Work instruction -
Go through the records below and restate each one word for word.

Data -
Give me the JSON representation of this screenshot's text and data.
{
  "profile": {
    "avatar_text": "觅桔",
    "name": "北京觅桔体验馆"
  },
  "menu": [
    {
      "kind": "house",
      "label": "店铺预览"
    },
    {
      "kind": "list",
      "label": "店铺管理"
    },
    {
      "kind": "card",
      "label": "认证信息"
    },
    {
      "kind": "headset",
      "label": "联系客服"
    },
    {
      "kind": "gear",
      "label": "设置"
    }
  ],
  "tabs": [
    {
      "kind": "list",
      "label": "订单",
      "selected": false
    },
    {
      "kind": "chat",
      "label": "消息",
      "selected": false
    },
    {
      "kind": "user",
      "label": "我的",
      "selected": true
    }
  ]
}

Exercise result -
Give me the JSON representation of this screenshot's text and data.
{
  "profile": {
    "avatar_text": "觅桔",
    "name": "北京觅桔体验馆"
  },
  "menu": [
    {
      "kind": "house",
      "label": "店铺预览"
    },
    {
      "kind": "list",
      "label": "店铺管理"
    },
    {
      "kind": "card",
      "label": "认证信息"
    },
    {
      "kind": "headset",
      "label": "联系客服"
    },
    {
      "kind": "gear",
      "label": "设置"
    }
  ],
  "tabs": [
    {
      "kind": "list",
      "label": "订单",
      "selected": false
    },
    {
      "kind": "chat",
      "label": "消息",
      "selected": false
    },
    {
      "kind": "user",
      "label": "我的",
      "selected": true
    }
  ]
}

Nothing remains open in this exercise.